Cache control headers are only treated as “hints” by the browser, and a hint can be ignored. A browser might not cache an asset because it thinks it’s too big or it won't cache the asset for as long as you need. By contrast, using a service worker gives you direct control over caching and networking, allowing you to make the caching decisions that will improve browsing speed and enhance the user experience.
4. Prefetch content during idle times.
Use prefetching when the user is idle or when the above-the-fold content has loaded. Anticipate where the user might go next and fetch that data ahead of time. A common prefetching tactic is, in anticipation of the user's next click, to begin fetching the destination page when the link to it is visible to the user on the screen.
When properly implemented, prefetching can substantially improve browsing speed because it can reduce or eliminate the time to download the next page. However, be aware that if you're not careful, prefetching can increase the traffic and load on your servers. For example, consider an eCommerce category page that lists 20 products. Naively prefetching every product on the page may increase the load on your servers by as much as 20 times your current levels.
5. Consider migrating to a PWA or SPA.

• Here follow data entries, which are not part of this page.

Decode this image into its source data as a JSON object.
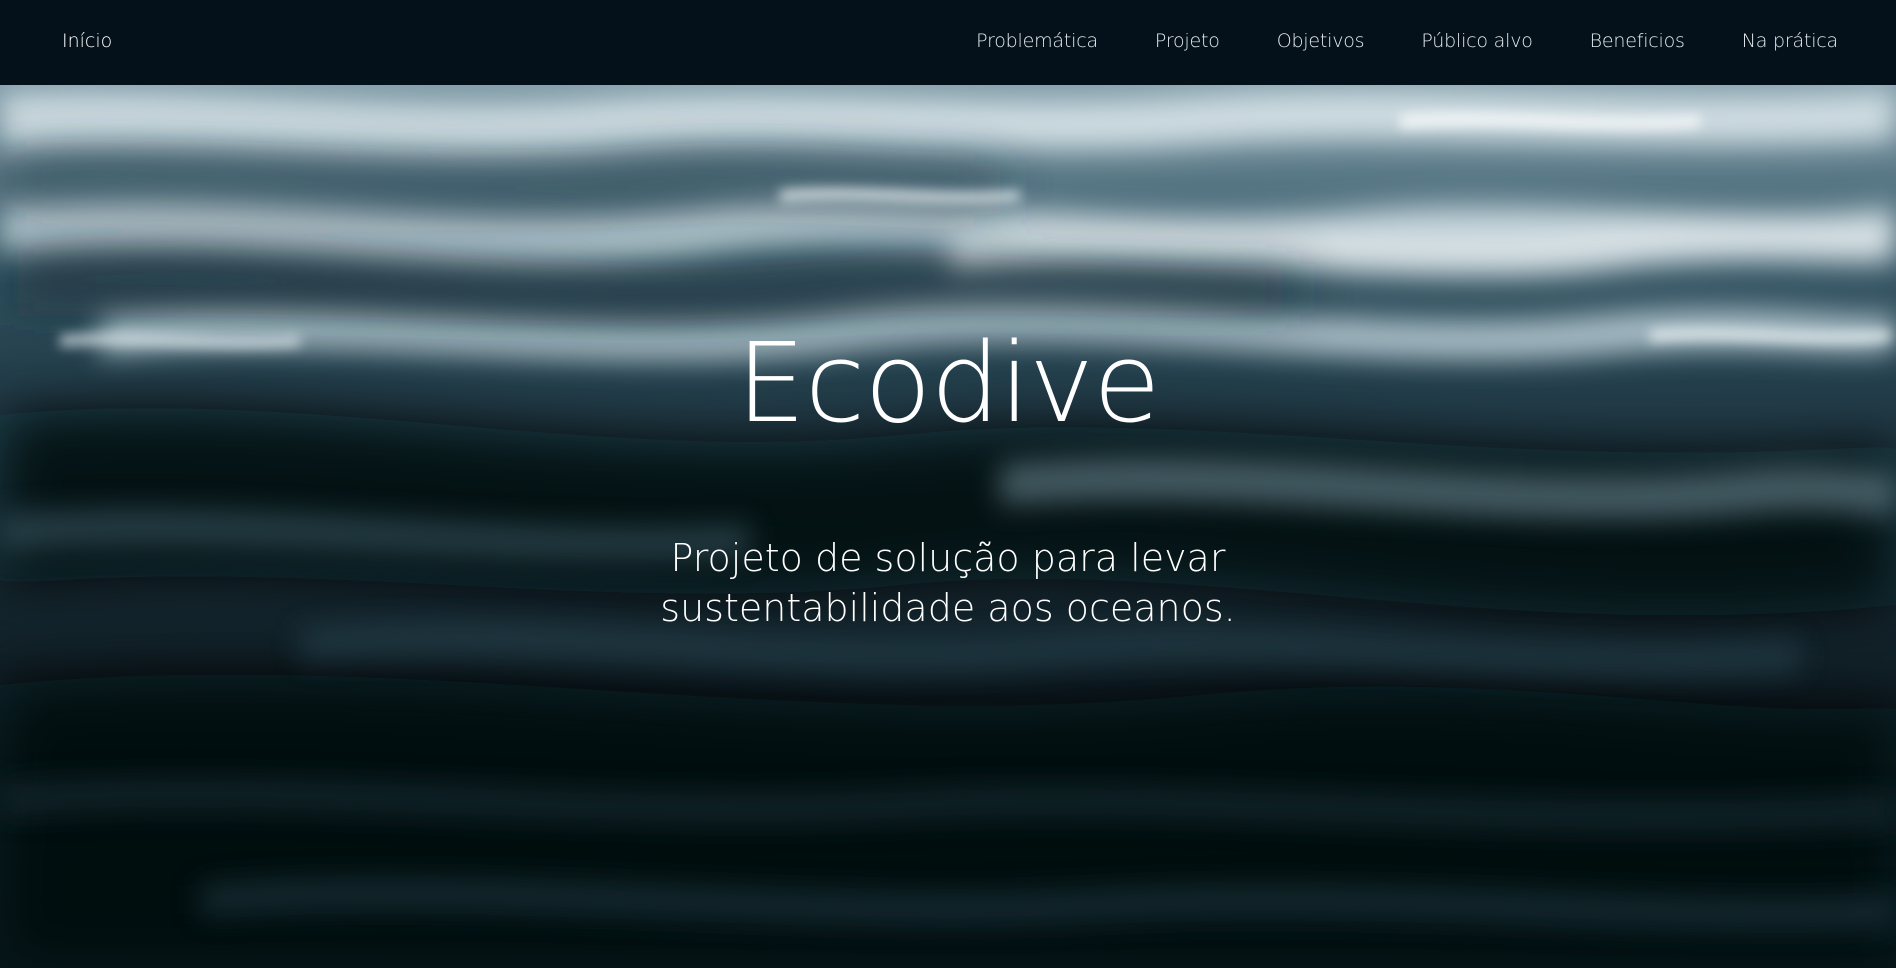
{
  "nav": {
    "home": "Início",
    "links": [
      "Problemática",
      "Projeto",
      "Objetivos",
      "Público alvo",
      "Beneficios",
      "Na prática"
    ]
  },
  "hero": {
    "title": "Ecodive",
    "subtitle_line1": "Projeto de solução para levar",
    "subtitle_line2": "sustentabilidade aos oceanos."
  },
  "colors": {
    "navbar_bg": "#04111a",
    "text": "#ffffff",
    "water_dark": "#03090d",
    "water_mid": "#2c4a58",
    "water_light": "#c7d6dc"
  },
  "icons": {
    "background": "ocean-water-image"
  }
}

The combination of service workers, smart prefetching, and a SPA or PWA architecture unleashes the ability to dramatically improve browsing speed to sub-second load times that compete with native apps. Instead of loading the entire page each time a user navigates to a new page, SPAs and PWAs load elements like headers, footers, and scripts just once (sometimes referred to as a "app shell") and only load new body content on subsequent pages. Libraries and open-source frameworks for PWAs include React, Angular, React Storefront, and Vue Storefront, to name a few.
Load time is vitally important, and that goes beyond just the first page. Improving browsing speed will deliver a better experience to your users. Instead of users leaving in frustration because pages take too long to display, a few simple steps will go a long way to improve their experience and the likelihood they convert.
Ishan Anand, co-founder and CTO of Moovweb
Image Credit: 377053 / Pixabay